Egyptian investors challenged the government in court Tuesday over a tax on stock dividends and capital gains, saying it is causing confusion and hampering investment.
Traders say the market still doesn’t understand how the tax will be calculated or collected, adding to uncertainty aroused by an indefinite delay to parliamentary elections. The stock market hit a four-month low in early trade.
The head of the Egyptian stock exchange complained the tax rules were too complicated and fund managers called them burdensome.
President Abdel Fattah al-Sisi approved the law, which imposes a 10 percent tax on capital gains and dividends, last July as part of efforts to overhaul an economy battered by years of political turmoil.
But the “executive regulations”, which stipulate how the law will be applied, were not published until earlier this month and investors say they leave many ambiguities.
Finance Minister Hany Kadry Damian has estimated that the stock market tax would raise between 3.5 million and 4.5 million Egyptian pounds ($460,000 and $590,000). Profits from stock market transactions in Egypt were previously tax-free.
The Egyptian Association for Financing and Investment Studies, representing stock market investors and traders, filed a lawsuit in an administrative court demanding changes to some articles of the law, Mohsen Adel, deputy head of the association, told Reuters on Tuesday.
Adel, a member of the Egyptian Stock Exchange (EGX) board and an advisory economic council for the presidency, said on his Facebook page that the lawsuits were filed due to the government’s “failure to respond” to the issue.
The tax applies to dividends and capital gains made from trading stocks on the Egyptian stock market and unlisted companies.

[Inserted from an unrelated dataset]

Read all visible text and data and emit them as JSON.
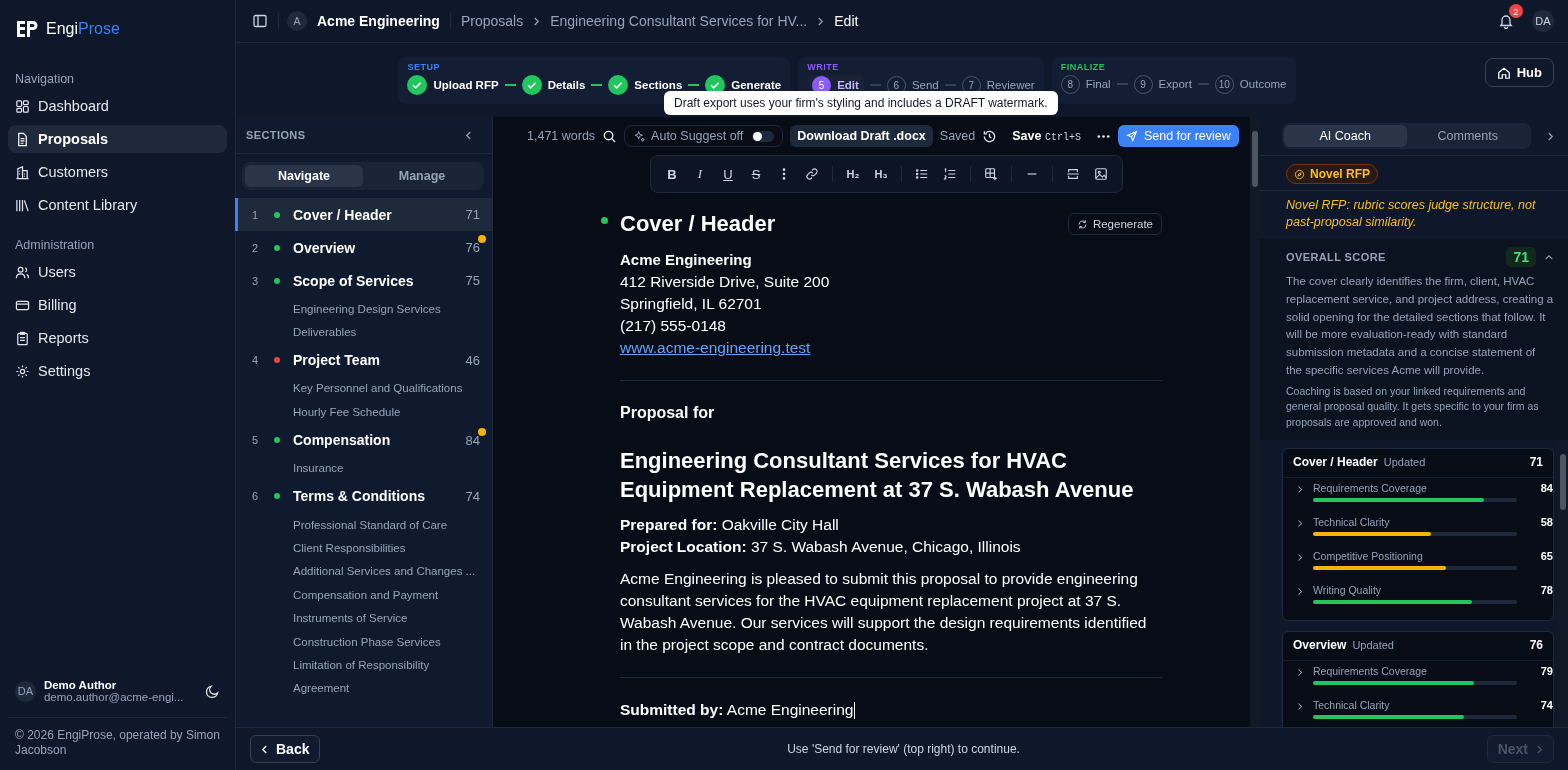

“What we aim at through filing this lawsuit is to abolish the law because it hurts the investors, the stock market, and also harms competition with our neighbouring markets,” said Awad Altersawi, the legal adviser of the Egyptian Association for Financing and Investment Studies.
The main index of Egypt’s Stock Exchange rose by 32 percent in 2014, the biggest jump among global markets. But the EGX has fallen this year, hit by liquidity shortages and dropping further since the new tax regulations were issued.